- Opening Delimiter -

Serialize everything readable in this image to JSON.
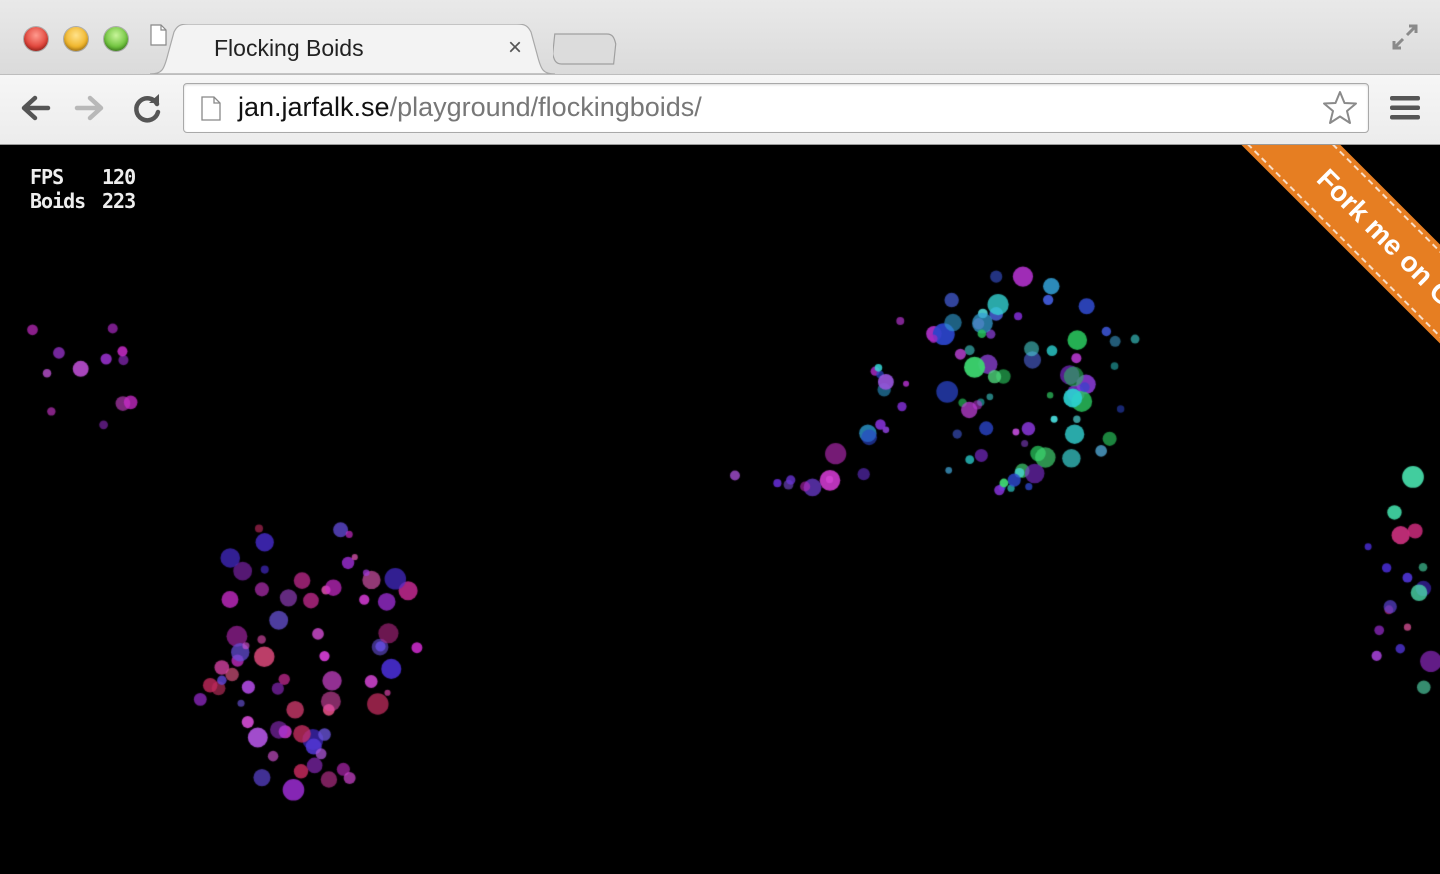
{
  "window": {
    "tab_title": "Flocking Boids",
    "tab_close": "×"
  },
  "toolbar": {
    "url_domain": "jan.jarfalk.se",
    "url_path": "/playground/flockingboids/"
  },
  "page": {
    "stats": {
      "fps_label": "FPS",
      "fps_value": "120",
      "boids_label": "Boids",
      "boids_value": "223"
    },
    "ribbon_text": "Fork me on GitHub",
    "ribbon_color": "#e67e22",
    "background": "#000000"
  },
  "icons": [
    "page-icon",
    "close-icon",
    "fullscreen-icon",
    "back-arrow-icon",
    "forward-arrow-icon",
    "reload-icon",
    "star-icon",
    "menu-icon"
  ]
}
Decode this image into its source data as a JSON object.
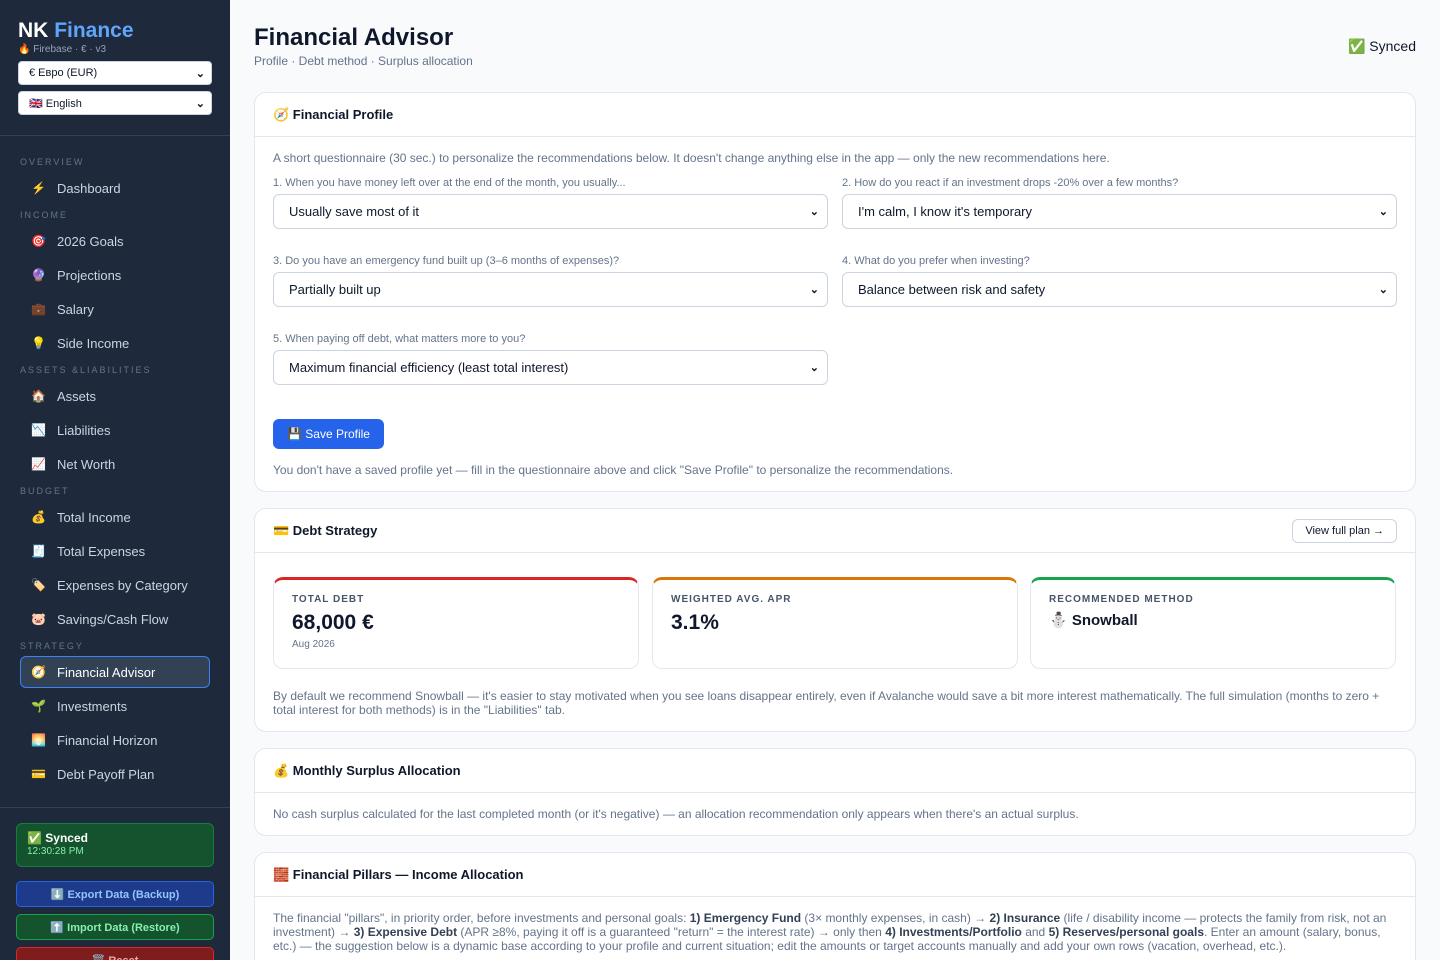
{
  "sidebar": {
    "brand_prefix": "NK",
    "brand_accent": "Finance",
    "brand_sub": "🔥 Firebase · € · v3",
    "currency": "€ Евро (EUR)",
    "language": "🇬🇧 English",
    "sections": {
      "overview": "OVERVIEW",
      "income": "INCOME",
      "assets": "ASSETS &LIABILITIES",
      "budget": "BUDGET",
      "strategy": "STRATEGY"
    },
    "items": {
      "dashboard": {
        "icon": "⚡",
        "label": "Dashboard"
      },
      "goals": {
        "icon": "🎯",
        "label": "2026 Goals"
      },
      "projections": {
        "icon": "🔮",
        "label": "Projections"
      },
      "salary": {
        "icon": "💼",
        "label": "Salary"
      },
      "side_income": {
        "icon": "💡",
        "label": "Side Income"
      },
      "assets": {
        "icon": "🏠",
        "label": "Assets"
      },
      "liabilities": {
        "icon": "📉",
        "label": "Liabilities"
      },
      "net_worth": {
        "icon": "📈",
        "label": "Net Worth"
      },
      "total_income": {
        "icon": "💰",
        "label": "Total Income"
      },
      "total_expenses": {
        "icon": "🧾",
        "label": "Total Expenses"
      },
      "expenses_by_category": {
        "icon": "🏷️",
        "label": "Expenses by Category"
      },
      "savings": {
        "icon": "🐷",
        "label": "Savings/Cash Flow"
      },
      "financial_advisor": {
        "icon": "🧭",
        "label": "Financial Advisor"
      },
      "investments": {
        "icon": "🌱",
        "label": "Investments"
      },
      "financial_horizon": {
        "icon": "🌅",
        "label": "Financial Horizon"
      },
      "debt_payoff": {
        "icon": "💳",
        "label": "Debt Payoff Plan"
      }
    },
    "sync": {
      "title": "✅ Synced",
      "time": "12:30:28 PM"
    },
    "export_label": "⬇️ Export Data (Backup)",
    "import_label": "⬆️ Import Data (Restore)",
    "reset_label": "🗑️ Reset"
  },
  "header": {
    "title": "Financial Advisor",
    "subtitle": "Profile · Debt method · Surplus allocation",
    "status": "✅ Synced"
  },
  "profile": {
    "title": "🧭 Financial Profile",
    "intro": "A short questionnaire (30 sec.) to personalize the recommendations below. It doesn't change anything else in the app — only the new recommendations here.",
    "questions": [
      {
        "label": "1. When you have money left over at the end of the month, you usually...",
        "value": "Usually save most of it"
      },
      {
        "label": "2. How do you react if an investment drops -20% over a few months?",
        "value": "I'm calm, I know it's temporary"
      },
      {
        "label": "3. Do you have an emergency fund built up (3–6 months of expenses)?",
        "value": "Partially built up"
      },
      {
        "label": "4. What do you prefer when investing?",
        "value": "Balance between risk and safety"
      },
      {
        "label": "5. When paying off debt, what matters more to you?",
        "value": "Maximum financial efficiency (least total interest)"
      }
    ],
    "save_label": "💾 Save Profile",
    "note": "You don't have a saved profile yet — fill in the questionnaire above and click \"Save Profile\" to personalize the recommendations."
  },
  "debt": {
    "title": "💳 Debt Strategy",
    "view_plan": "View full plan →",
    "stats": [
      {
        "key": "TOTAL DEBT",
        "value": "68,000 €",
        "detail": "Aug 2026",
        "color": "#dc2626"
      },
      {
        "key": "WEIGHTED AVG. APR",
        "value": "3.1%",
        "detail": "",
        "color": "#d97706"
      },
      {
        "key": "RECOMMENDED METHOD",
        "value": "⛄ Snowball",
        "detail": "",
        "color": "#16a34a"
      }
    ],
    "note": "By default we recommend Snowball — it's easier to stay motivated when you see loans disappear entirely, even if Avalanche would save a bit more interest mathematically. The full simulation (months to zero + total interest for both methods) is in the \"Liabilities\" tab."
  },
  "surplus": {
    "title": "💰 Monthly Surplus Allocation",
    "note": "No cash surplus calculated for the last completed month (or it's negative) — an allocation recommendation only appears when there's an actual surplus."
  },
  "pillars": {
    "title": "🧱 Financial Pillars — Income Allocation",
    "p1": "The financial \"pillars\", in priority order, before investments and personal goals: ",
    "b1": "1) Emergency Fund",
    "p2": " (3× monthly expenses, in cash) → ",
    "b2": "2) Insurance",
    "p3": " (life / disability income — protects the family from risk, not an investment) → ",
    "b3": "3) Expensive Debt",
    "p4": " (APR ≥8%, paying it off is a guaranteed \"return\" = the interest rate) → only then ",
    "b4": "4) Investments/Portfolio",
    "p5": " and ",
    "b5": "5) Reserves/personal goals",
    "p6": ". Enter an amount (salary, bonus, etc.) — the suggestion below is a dynamic base according to your profile and current situation; edit the amounts or target accounts manually and add your own rows (vacation, overhead, etc.)."
  }
}
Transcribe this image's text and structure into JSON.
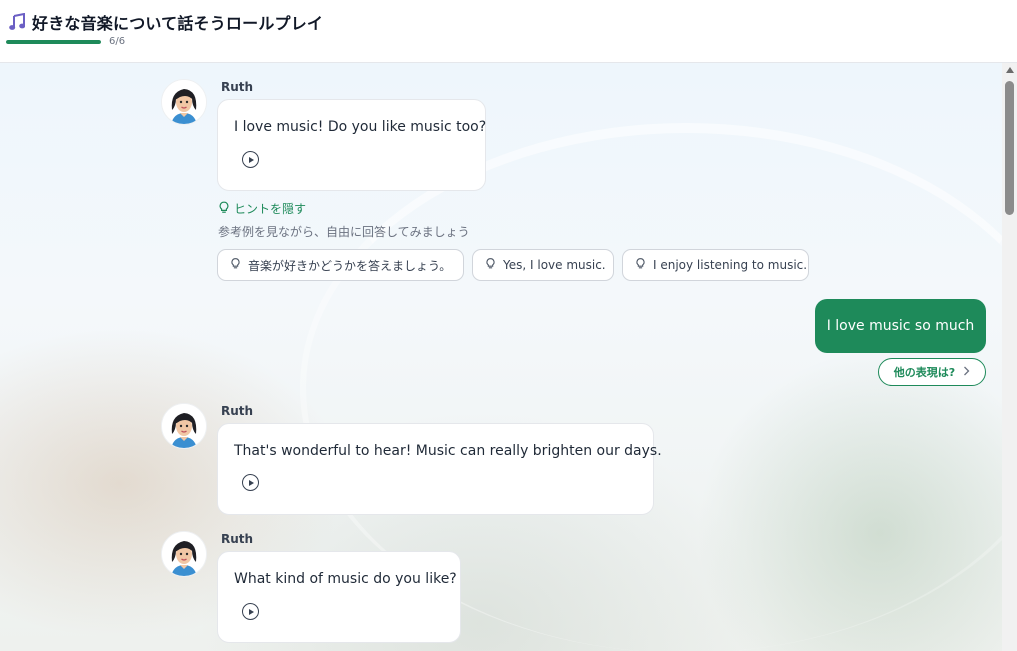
{
  "header": {
    "title": "好きな音楽について話そうロールプレイ",
    "icon": "music-note-icon",
    "progress_text": "6/6",
    "progress_fraction": 1.0,
    "accent_color": "#1e8a5a"
  },
  "messages": [
    {
      "sender": "Ruth",
      "text": "I love music! Do you like music too?"
    },
    {
      "sender": "Ruth",
      "text": "That's wonderful to hear! Music can really brighten our days."
    },
    {
      "sender": "Ruth",
      "text": "What kind of music do you like?"
    }
  ],
  "hints": {
    "toggle_label": "ヒントを隠す",
    "description": "参考例を見ながら、自由に回答してみましょう",
    "chips": [
      "音楽が好きかどうかを答えましょう。",
      "Yes, I love music.",
      "I enjoy listening to music."
    ]
  },
  "user_message": {
    "text": "I love music so much",
    "alt_label": "他の表現は?"
  }
}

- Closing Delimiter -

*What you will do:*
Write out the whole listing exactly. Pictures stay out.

*Reply to the task:*
Serialize everything readable in this image to JSON.
{
  "window": {
    "tab_title": "Flocking Boids",
    "tab_close": "×"
  },
  "toolbar": {
    "url_domain": "jan.jarfalk.se",
    "url_path": "/playground/flockingboids/"
  },
  "page": {
    "stats": {
      "fps_label": "FPS",
      "fps_value": "120",
      "boids_label": "Boids",
      "boids_value": "223"
    },
    "ribbon_text": "Fork me on GitHub",
    "ribbon_color": "#e67e22",
    "background": "#000000"
  },
  "icons": [
    "page-icon",
    "close-icon",
    "fullscreen-icon",
    "back-arrow-icon",
    "forward-arrow-icon",
    "reload-icon",
    "star-icon",
    "menu-icon"
  ]
}
Decode this image into its source data as a JSON object.
{
  "sidebar": {
    "brand_prefix": "NK",
    "brand_accent": "Finance",
    "brand_sub": "🔥 Firebase · € · v3",
    "currency": "€ Евро (EUR)",
    "language": "🇬🇧 English",
    "sections": {
      "overview": "OVERVIEW",
      "income": "INCOME",
      "assets": "ASSETS &LIABILITIES",
      "budget": "BUDGET",
      "strategy": "STRATEGY"
    },
    "items": {
      "dashboard": {
        "icon": "⚡",
        "label": "Dashboard"
      },
      "goals": {
        "icon": "🎯",
        "label": "2026 Goals"
      },
      "projections": {
        "icon": "🔮",
        "label": "Projections"
      },
      "salary": {
        "icon": "💼",
        "label": "Salary"
      },
      "side_income": {
        "icon": "💡",
        "label": "Side Income"
      },
      "assets": {
        "icon": "🏠",
        "label": "Assets"
      },
      "liabilities": {
        "icon": "📉",
        "label": "Liabilities"
      },
      "net_worth": {
        "icon": "📈",
        "label": "Net Worth"
      },
      "total_income": {
        "icon": "💰",
        "label": "Total Income"
      },
      "total_expenses": {
        "icon": "🧾",
        "label": "Total Expenses"
      },
      "expenses_by_category": {
        "icon": "🏷️",
        "label": "Expenses by Category"
      },
      "savings": {
        "icon": "🐷",
        "label": "Savings/Cash Flow"
      },
      "financial_advisor": {
        "icon": "🧭",
        "label": "Financial Advisor"
      },
      "investments": {
        "icon": "🌱",
        "label": "Investments"
      },
      "financial_horizon": {
        "icon": "🌅",
        "label": "Financial Horizon"
      },
      "debt_payoff": {
        "icon": "💳",
        "label": "Debt Payoff Plan"
      }
    },
    "sync": {
      "title": "✅ Synced",
      "time": "12:30:28 PM"
    },
    "export_label": "⬇️ Export Data (Backup)",
    "import_label": "⬆️ Import Data (Restore)",
    "reset_label": "🗑️ Reset"
  },
  "header": {
    "title": "Financial Advisor",
    "subtitle": "Profile · Debt method · Surplus allocation",
    "status": "✅ Synced"
  },
  "profile": {
    "title": "🧭 Financial Profile",
    "intro": "A short questionnaire (30 sec.) to personalize the recommendations below. It doesn't change anything else in the app — only the new recommendations here.",
    "questions": [
      {
        "label": "1. When you have money left over at the end of the month, you usually...",
        "value": "Usually save most of it"
      },
      {
        "label": "2. How do you react if an investment drops -20% over a few months?",
        "value": "I'm calm, I know it's temporary"
      },
      {
        "label": "3. Do you have an emergency fund built up (3–6 months of expenses)?",
        "value": "Partially built up"
      },
      {
        "label": "4. What do you prefer when investing?",
        "value": "Balance between risk and safety"
      },
      {
        "label": "5. When paying off debt, what matters more to you?",
        "value": "Maximum financial efficiency (least total interest)"
      }
    ],
    "save_label": "💾 Save Profile",
    "note": "You don't have a saved profile yet — fill in the questionnaire above and click \"Save Profile\" to personalize the recommendations."
  },
  "debt": {
    "title": "💳 Debt Strategy",
    "view_plan": "View full plan →",
    "stats": [
      {
        "key": "TOTAL DEBT",
        "value": "68,000 €",
        "detail": "Aug 2026",
        "color": "#dc2626"
      },
      {
        "key": "WEIGHTED AVG. APR",
        "value": "3.1%",
        "detail": "",
        "color": "#d97706"
      },
      {
        "key": "RECOMMENDED METHOD",
        "value": "⛄ Snowball",
        "detail": "",
        "color": "#16a34a"
      }
    ],
    "note": "By default we recommend Snowball — it's easier to stay motivated when you see loans disappear entirely, even if Avalanche would save a bit more interest mathematically. The full simulation (months to zero + total interest for both methods) is in the \"Liabilities\" tab."
  },
  "surplus": {
    "title": "💰 Monthly Surplus Allocation",
    "note": "No cash surplus calculated for the last completed month (or it's negative) — an allocation recommendation only appears when there's an actual surplus."
  },
  "pillars": {
    "title": "🧱 Financial Pillars — Income Allocation",
    "p1": "The financial \"pillars\", in priority order, before investments and personal goals: ",
    "b1": "1) Emergency Fund",
    "p2": " (3× monthly expenses, in cash) → ",
    "b2": "2) Insurance",
    "p3": " (life / disability income — protects the family from risk, not an investment) → ",
    "b3": "3) Expensive Debt",
    "p4": " (APR ≥8%, paying it off is a guaranteed \"return\" = the interest rate) → only then ",
    "b4": "4) Investments/Portfolio",
    "p5": " and ",
    "b5": "5) Reserves/personal goals",
    "p6": ". Enter an amount (salary, bonus, etc.) — the suggestion below is a dynamic base according to your profile and current situation; edit the amounts or target accounts manually and add your own rows (vacation, overhead, etc.)."
  }
}
Transcribe this image's text and structure into JSON.
{
  "header": {
    "title": "好きな音楽について話そうロールプレイ",
    "icon": "music-note-icon",
    "progress_text": "6/6",
    "progress_fraction": 1.0,
    "accent_color": "#1e8a5a"
  },
  "messages": [
    {
      "sender": "Ruth",
      "text": "I love music! Do you like music too?"
    },
    {
      "sender": "Ruth",
      "text": "That's wonderful to hear! Music can really brighten our days."
    },
    {
      "sender": "Ruth",
      "text": "What kind of music do you like?"
    }
  ],
  "hints": {
    "toggle_label": "ヒントを隠す",
    "description": "参考例を見ながら、自由に回答してみましょう",
    "chips": [
      "音楽が好きかどうかを答えましょう。",
      "Yes, I love music.",
      "I enjoy listening to music."
    ]
  },
  "user_message": {
    "text": "I love music so much",
    "alt_label": "他の表現は?"
  }
}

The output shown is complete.